Using the listing, work out the number of lines where "desc" shows up, and answer with that number alone.

▬▬▬▬▬▬▬▬▬▬

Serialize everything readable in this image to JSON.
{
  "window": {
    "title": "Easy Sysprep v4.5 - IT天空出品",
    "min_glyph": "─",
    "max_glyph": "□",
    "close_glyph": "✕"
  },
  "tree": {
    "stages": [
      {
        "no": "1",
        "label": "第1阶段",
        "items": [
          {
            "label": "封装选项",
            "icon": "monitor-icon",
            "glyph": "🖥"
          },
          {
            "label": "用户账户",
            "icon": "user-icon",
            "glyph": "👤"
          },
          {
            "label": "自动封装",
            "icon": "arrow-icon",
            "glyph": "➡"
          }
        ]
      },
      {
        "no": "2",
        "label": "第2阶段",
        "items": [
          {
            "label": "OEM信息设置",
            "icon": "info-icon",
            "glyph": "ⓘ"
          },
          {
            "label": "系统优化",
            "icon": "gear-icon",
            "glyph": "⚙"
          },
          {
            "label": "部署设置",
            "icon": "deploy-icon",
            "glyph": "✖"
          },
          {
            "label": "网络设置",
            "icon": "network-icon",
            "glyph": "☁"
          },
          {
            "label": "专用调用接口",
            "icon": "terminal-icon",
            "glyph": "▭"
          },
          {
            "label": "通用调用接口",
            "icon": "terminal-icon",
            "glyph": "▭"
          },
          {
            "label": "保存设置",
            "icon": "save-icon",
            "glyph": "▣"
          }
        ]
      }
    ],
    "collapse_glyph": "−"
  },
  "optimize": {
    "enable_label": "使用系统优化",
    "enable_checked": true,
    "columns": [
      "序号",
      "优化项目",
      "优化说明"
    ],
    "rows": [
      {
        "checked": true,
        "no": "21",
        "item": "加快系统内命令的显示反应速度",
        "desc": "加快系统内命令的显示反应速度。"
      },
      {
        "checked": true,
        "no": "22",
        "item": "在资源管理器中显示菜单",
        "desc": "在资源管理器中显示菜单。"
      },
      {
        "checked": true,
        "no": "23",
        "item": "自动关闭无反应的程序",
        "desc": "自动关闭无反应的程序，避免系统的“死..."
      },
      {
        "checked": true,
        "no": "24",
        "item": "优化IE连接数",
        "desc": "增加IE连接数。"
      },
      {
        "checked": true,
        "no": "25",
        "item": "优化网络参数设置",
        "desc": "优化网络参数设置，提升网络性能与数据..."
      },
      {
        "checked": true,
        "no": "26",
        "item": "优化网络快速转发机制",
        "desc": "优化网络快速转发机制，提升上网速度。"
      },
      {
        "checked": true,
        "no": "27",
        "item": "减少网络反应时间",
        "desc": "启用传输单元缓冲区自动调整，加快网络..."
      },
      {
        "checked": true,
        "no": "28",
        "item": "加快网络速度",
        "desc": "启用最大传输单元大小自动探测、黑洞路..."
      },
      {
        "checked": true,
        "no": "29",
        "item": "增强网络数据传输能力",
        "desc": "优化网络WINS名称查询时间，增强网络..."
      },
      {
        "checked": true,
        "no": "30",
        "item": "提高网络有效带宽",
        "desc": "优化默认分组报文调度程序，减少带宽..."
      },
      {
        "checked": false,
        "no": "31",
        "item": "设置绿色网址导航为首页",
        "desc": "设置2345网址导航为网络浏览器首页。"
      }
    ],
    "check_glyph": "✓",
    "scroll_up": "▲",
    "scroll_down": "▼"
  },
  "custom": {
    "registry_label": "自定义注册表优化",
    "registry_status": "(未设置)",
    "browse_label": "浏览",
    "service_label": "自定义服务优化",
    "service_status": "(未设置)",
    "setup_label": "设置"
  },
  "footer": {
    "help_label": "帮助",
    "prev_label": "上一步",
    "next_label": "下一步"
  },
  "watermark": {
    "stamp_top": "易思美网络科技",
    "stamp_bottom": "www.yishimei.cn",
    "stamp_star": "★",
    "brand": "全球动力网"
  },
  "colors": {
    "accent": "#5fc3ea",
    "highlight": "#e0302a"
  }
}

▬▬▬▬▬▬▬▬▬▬

**EXERCISE OUTPUT:** 11